Here in Maine, where our winters begin in autumn and project far into spring, - even into May this year, judging from the snow which is falling as I write, - it is desirable to have plants and shrubs that will endure their severity. Never were my Perennials so highly prized as in this very cold and unusually backward spring. The Pansies and Daisies are in bloom; the Tulips are budded ; the perennial Phloxes set out last year are springing up with large clumps which have been growing a score of years in my garden. Sweet rockets, purple, and white, are sure to live and are among the early spring bloomers ; self-sown, they spring up profusely. The Hydrangea paniculata grandiflora for five years has endured the frosts, and yields profusely its immense trusses of bloom for two months. It is a shrub that ought to be in every garden. But it was of two new shrubs that I took my pen to write, and I am sure that as they have come safely through the long and very severe winter following their removal from Washington, they will endure any amount of freezing.

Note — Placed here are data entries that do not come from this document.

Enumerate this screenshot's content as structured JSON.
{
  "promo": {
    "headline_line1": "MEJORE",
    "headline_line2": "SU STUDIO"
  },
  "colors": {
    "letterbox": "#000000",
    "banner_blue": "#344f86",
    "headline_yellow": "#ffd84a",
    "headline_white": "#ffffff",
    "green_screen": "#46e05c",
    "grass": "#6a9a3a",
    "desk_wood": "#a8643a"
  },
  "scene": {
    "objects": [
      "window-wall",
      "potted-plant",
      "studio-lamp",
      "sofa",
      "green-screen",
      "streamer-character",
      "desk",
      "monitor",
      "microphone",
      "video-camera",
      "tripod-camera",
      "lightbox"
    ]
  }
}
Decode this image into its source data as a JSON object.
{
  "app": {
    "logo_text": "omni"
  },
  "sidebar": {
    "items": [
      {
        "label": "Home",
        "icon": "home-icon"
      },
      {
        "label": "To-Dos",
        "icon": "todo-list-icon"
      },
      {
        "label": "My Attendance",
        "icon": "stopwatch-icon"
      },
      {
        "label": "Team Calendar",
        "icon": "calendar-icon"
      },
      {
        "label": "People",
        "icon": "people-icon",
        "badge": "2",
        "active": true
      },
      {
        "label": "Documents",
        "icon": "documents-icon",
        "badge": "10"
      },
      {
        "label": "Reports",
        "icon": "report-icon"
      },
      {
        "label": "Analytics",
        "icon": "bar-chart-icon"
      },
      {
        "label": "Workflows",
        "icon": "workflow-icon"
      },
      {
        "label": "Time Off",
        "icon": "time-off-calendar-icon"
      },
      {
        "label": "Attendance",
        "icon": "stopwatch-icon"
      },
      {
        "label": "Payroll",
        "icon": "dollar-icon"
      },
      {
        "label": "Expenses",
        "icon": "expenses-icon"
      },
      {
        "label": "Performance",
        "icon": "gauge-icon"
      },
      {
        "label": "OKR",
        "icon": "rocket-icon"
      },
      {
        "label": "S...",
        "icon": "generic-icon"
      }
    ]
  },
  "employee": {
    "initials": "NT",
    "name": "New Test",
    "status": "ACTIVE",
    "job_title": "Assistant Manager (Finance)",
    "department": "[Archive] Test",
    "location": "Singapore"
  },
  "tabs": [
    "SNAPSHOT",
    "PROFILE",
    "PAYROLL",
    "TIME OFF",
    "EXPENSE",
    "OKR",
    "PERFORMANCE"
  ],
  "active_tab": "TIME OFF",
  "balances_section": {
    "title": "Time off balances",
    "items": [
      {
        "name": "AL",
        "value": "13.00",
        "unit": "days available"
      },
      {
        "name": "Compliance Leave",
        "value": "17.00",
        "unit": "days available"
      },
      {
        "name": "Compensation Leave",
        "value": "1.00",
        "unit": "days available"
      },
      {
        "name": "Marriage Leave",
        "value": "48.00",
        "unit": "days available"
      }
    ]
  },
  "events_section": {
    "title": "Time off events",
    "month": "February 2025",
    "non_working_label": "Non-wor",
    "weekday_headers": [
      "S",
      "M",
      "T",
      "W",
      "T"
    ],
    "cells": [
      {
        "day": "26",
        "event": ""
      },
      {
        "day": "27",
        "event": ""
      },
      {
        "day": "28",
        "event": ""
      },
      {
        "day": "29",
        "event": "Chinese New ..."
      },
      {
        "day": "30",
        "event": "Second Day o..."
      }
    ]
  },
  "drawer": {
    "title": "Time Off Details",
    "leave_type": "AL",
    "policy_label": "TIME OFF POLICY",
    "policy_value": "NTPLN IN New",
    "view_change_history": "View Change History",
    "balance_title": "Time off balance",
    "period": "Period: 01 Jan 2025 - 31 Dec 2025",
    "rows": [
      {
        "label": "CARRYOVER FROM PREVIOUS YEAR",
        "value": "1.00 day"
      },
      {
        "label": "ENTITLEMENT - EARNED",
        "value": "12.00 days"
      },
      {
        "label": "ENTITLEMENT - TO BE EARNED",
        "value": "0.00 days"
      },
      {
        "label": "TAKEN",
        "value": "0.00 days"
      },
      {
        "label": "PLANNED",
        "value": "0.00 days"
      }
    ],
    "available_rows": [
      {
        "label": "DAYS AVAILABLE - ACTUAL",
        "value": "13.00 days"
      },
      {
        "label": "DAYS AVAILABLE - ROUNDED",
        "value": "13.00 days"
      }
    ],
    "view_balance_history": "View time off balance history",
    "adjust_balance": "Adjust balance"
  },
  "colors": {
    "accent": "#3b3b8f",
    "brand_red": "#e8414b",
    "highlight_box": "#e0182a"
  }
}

Dimorphanthus Mandchuriesis is grown for the grandeur of its foliage. Its multifid leaves are about a yard in length, and nearly as broad. Its native home is Mandchuria.